Tuesday, May 02, 2017
This may sound really horrible, but since both my parents have passed away quietly in their old age - and I do miss them because I loved them with all my heart - a new freedom smoothes over me like cool water sliding along a sticky body diving into a delicious lake on a hot summer's day. It feels really good, this freedom.
Before you conclude that I'm an uncaring daughter, let me explain that the family home of my childhood was a very competitive place, a dangerous place for a highly sensitive person such as I, a happiness destroying, identity crushing environment due to sibling jealousy, manipulation, and dysfunction. It formed in me traits I have hated - and successfully battled - all my life.

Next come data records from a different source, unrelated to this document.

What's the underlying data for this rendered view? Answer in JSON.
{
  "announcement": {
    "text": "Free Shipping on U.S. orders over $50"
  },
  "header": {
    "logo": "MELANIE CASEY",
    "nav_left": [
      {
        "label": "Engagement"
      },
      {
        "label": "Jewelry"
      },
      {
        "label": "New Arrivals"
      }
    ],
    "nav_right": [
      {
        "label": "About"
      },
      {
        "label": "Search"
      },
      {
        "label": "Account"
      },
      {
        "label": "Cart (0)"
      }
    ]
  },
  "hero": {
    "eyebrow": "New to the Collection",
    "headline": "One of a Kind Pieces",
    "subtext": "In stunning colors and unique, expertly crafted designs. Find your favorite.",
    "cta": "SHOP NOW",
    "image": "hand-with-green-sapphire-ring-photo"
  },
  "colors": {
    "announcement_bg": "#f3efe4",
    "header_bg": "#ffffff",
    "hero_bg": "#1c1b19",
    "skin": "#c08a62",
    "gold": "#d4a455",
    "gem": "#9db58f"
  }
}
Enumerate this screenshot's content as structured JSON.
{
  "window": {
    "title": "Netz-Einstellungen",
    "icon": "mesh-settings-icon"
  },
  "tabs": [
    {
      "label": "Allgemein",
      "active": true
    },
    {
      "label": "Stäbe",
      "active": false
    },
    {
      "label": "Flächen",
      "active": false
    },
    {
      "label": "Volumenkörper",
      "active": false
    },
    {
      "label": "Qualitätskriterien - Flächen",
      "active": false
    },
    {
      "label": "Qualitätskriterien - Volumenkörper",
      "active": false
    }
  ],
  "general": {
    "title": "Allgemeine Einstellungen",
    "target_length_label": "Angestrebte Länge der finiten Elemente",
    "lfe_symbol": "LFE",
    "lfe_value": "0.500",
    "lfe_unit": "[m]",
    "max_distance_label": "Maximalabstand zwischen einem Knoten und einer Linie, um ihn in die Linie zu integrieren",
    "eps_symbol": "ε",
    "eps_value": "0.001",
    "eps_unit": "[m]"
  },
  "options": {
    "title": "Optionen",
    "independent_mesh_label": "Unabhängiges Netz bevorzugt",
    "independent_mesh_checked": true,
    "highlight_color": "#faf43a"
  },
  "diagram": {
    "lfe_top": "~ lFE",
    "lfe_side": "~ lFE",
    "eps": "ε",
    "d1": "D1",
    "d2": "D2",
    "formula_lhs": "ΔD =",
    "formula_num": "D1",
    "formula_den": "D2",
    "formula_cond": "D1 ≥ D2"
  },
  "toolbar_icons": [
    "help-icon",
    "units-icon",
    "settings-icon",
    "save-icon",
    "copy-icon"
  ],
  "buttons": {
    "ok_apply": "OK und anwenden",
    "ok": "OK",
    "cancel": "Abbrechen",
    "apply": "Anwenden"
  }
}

On the day we buried my dad, my spirit knew before my mind did, that the weight of hierarchy and competition had given way to immense freedom.
My parents are safe with Jesus now, and I am free. While I miss my parents, I am free from the sibling dysfunction that robbed me of happiness and serenity for six decades. No longer is it big sister/little sister, big brother/little sister, or big sister/little brother battling for parental favoritism (for that is what it looked like to me). Nope. Now we are equals. There is no one to tattle to. There is no mountain to be king of. There are no parents to seek favor from. We are four people, with a shared childhood, some shared adult moments, and the rest of our lives to make our own choices.
I've always known how much Mom and Dad loved me. They told me so. As the last child to leave the nest I had a few extra years with Mom and Dad while they were relaxed and invigorated in their early retirement years. We had a blast! We became very close and more friends than parents and child. Each of my parents shared things with me in confidence about their lives before they'd met each other, things I have only told my husband and kids in strictest confidence. Special moments, for sure.
Mom and Dad repeatedly let me know they respected me, respected my decisions, loved my choice of a husband, were crazy about my kids. They were proud of the financial choices my husband and I made. They were pleased with our lifestyle and bragged about us to their friends and family. I always loved how candid I could be with my parents, how they would open up to me in ways they didn't with anyone else. The last time I saw my dad he told me he enjoys visits from my little family because, "you enliven me." And that we did. And that we had been doing for decades. The last time I saw each of my parents their parting words were that they loved me. "I love you, kiddo," Mom said with a lovely smile and a kiss.
And now that love is free to flow all through me, unpolluted, unquestioned. It cannot be twisted or stolen. It is safe. Just as it's always been. I don't have to defend it against intruders ever again.
The truth soothes. Memories embrace.
It would have been nice to have lived in a kinder home as a child, but I didn't. The consolation is that now I get to live in the balm of freedom that was denied to me then. God is kind that way. Even as He took my parents away, He gave relief from a burden.
Mom told me to just consider the source and be patient when I bemoaned the sibling dysfunction, even as a young adult. "In time, Cherie, in time," she'd say.
Dad told me the entire story hasn't been written yet, to wait and things would get better. "Trust the Lord and wait."
This was their advice to me, their highly sensitive child, who had a hard time in that competitive environment, because I didn't like the way I acted there. I didn't like my behavior when the others competed with me.
Thanks for consoling me all those times, Mom and Dad. You were right. It just took time. I'm glad it took as long as it did. I wouldn't have wanted to miss all the wonderful years with you. You had to go. But you left freedom behind for me. I appreciate it.
See you soon!